A (at time of writing) seventy year old native named Joao Batista Azevedo claimed to have encountered a Mapinguari in about 1993. He said he was working along the river, returning home in a canoe, when he heard a terrible scream, and a hairy bipedal animal came at him. However, it neglected to attack or even approach him. (New York Times; Heuvelmans, 1955)
A Karitiana hunter named Geovaldo claimed to have encountered a Mapinguari in 2004. He was hunting wild pigs when he was attacked by a large hairy biped. He fled, stopping and turning to fire at it several times, to not effect. Eventually, he turned and loaded a large led slug, meant specifically for killing a Mapinguari, and fired it at the animals face. It stopped and screeched in pain as Geovaldo escaped. (Beast Man, Nightmare of the Amazon).
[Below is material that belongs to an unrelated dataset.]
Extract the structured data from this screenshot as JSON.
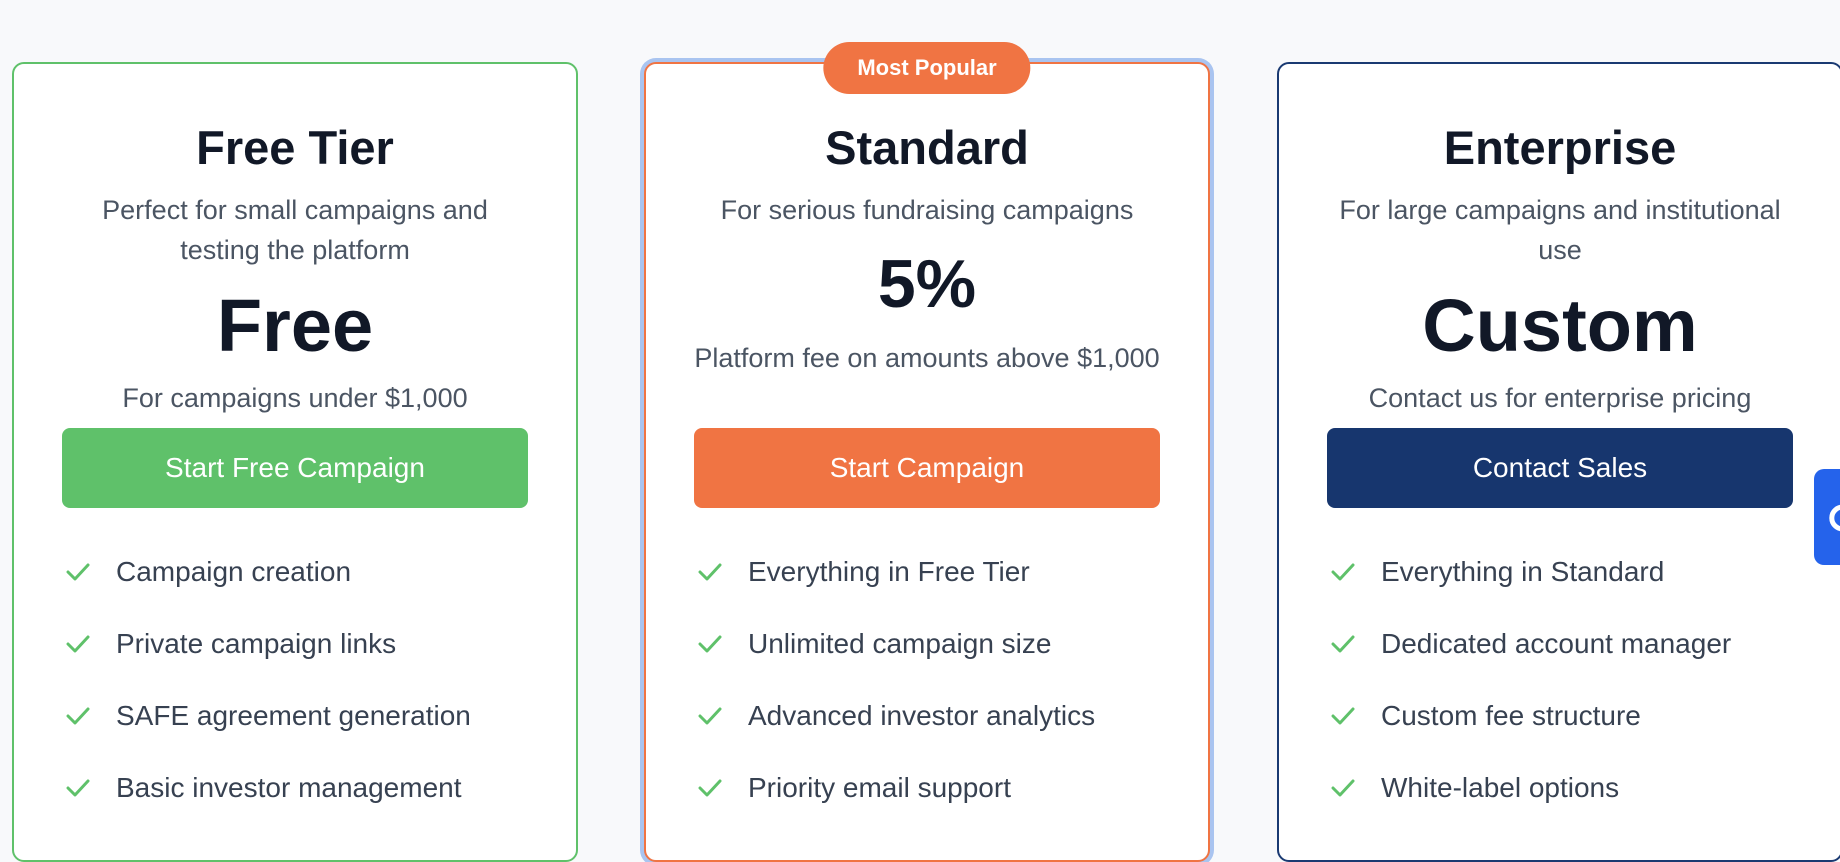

In 2011, Pat Spain travelled to the Amazon for Beast Man. He carried out a night investigation, during which he and his sound man blasted a simulated Mapinguari call and got a response. Although the team heard it, the microphones failed to pick any sound up.
Pat also interviewed Geovaldo, showing him images of numerous animals, foreign and native. He correctly identified the native animals, and didn’t know what the foreign ones where – since he had never seen them. When he was shown a reconstruction of a ground sloth, he identified it as the animal he shot.
2011 Man V Monster investigation
An investigation by Richard Terry for Beast Man captured a night vision image of a large animal, but no details could be made out.
In 2014, anonymous berry pickers from the Yapock Forest Reserve claimed that they heard a loud scream whilst picking berries, and began to imitate it. However, they realised that the sound was coming from nearby, and soon noticed “a creature dark in colour”, two feet high and with only one eye. They fled, and apparently did not sleep for the following week.